Pesky bandwidth issues
In many cases, organizations create data at a rate that far exceeds what could realistically be backed up to the cloud given the amount of internet bandwidth that is available. Deduplication and other data reduction technologies can help with this issue, but bandwidth limitations will always exist.
Speaking of bandwidth limitations, the backup process must not be disruptive to other aspects of the business. Some broadband internet providers do not handle uploads very well. A provider may cap the total amount of data that can be uploaded within a given month or limit upload speeds in a way that makes them far slower than the provider's download speeds. Similarly, with some services, routine internet usage may slow to a crawl when a large upload is in progress. Although these cloud backup problems tend not to affect the enterprise as much, smaller organizations are often surprised by the impact that backing up to the cloud has on their internet service.
Cloud backup costs are two-directional
Organizations that are just getting started with cloud backups often underestimate the cost. Traditional, on-premises backups tend to have easily identifiable costs. An organization may, for example, have costs associated with backup media and with backup software licenses. These costs are fixed and relatively predictable. Conversely, cloud backup problems can come in the form of widely varying costs that often increase steadily over time.
There are two main costs that come into play with cloud backups. The first is the data storage cost imposed by the cloud service provider. Unlike backups made on premises, an organization never actually owns the cloud backup media. Instead, the provider leases the media on a monthly basis. Hence, organizations backing up to the cloud can expect to pay a monthly fee for each gigabyte of storage used.
The other cost associated with cloud data backups is the transfer cost. Cloud providers tend to bill their customers for both the upload and download of data. This is in addition to the ongoing storage costs. Furthermore, some internet service providers also bill their customers based on the amount of data that is transferred within a given month. Backing up data to the cloud increases internet data transfers, thereby also potentially increasing costs.

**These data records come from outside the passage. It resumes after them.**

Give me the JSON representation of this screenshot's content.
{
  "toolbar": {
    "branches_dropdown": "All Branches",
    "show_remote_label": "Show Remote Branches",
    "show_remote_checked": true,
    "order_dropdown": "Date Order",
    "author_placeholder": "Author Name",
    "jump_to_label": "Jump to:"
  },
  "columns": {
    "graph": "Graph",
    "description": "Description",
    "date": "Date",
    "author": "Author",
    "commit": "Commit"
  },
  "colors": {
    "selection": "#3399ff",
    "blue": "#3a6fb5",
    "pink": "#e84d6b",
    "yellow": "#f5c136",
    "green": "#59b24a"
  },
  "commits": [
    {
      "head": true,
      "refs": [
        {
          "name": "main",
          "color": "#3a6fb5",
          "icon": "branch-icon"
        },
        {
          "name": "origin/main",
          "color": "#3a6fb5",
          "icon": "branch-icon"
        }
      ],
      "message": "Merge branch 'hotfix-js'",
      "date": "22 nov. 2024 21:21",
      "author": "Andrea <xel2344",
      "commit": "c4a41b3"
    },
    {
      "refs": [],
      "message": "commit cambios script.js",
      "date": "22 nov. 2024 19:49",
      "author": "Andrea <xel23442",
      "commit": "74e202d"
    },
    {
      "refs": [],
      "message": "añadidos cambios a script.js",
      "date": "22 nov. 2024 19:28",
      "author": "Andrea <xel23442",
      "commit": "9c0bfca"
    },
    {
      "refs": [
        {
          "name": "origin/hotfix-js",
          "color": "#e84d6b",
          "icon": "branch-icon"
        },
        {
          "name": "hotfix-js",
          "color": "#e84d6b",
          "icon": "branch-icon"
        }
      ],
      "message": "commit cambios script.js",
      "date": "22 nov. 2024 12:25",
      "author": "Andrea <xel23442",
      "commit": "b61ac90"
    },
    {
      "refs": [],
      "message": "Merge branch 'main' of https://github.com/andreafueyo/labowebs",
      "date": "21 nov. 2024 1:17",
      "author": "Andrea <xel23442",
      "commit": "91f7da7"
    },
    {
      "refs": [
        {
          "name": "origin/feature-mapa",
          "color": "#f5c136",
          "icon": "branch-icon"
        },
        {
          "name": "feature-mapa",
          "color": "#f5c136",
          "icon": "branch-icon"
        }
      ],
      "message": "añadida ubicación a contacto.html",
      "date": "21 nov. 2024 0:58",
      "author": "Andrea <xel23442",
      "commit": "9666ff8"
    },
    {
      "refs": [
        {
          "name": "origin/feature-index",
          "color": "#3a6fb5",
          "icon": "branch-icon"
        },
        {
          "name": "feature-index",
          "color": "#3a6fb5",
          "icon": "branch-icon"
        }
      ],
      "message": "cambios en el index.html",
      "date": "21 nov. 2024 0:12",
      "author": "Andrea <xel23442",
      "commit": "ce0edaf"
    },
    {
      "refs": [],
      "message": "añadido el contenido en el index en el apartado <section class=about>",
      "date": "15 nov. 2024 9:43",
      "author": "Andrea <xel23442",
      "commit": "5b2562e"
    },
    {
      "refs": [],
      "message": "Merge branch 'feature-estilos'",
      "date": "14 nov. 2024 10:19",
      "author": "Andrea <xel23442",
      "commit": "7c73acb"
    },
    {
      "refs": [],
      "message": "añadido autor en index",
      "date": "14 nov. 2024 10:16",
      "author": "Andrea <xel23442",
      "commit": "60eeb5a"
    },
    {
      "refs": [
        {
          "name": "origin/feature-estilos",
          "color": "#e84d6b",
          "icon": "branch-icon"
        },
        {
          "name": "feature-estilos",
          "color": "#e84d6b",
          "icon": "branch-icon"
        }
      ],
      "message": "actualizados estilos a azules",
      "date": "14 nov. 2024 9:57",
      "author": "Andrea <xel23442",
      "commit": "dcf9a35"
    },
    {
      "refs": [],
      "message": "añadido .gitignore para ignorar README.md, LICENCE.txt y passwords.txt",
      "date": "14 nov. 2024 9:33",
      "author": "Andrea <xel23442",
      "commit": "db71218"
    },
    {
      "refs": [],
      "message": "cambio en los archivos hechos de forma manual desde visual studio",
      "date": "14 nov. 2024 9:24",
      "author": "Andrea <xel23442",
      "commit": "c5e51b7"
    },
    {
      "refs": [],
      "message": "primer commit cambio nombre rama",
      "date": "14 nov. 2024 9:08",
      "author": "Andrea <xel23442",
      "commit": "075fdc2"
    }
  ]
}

To get around these potential cloud backup problems, organizations should make sure to carefully anticipate how much storage and transfer will cost.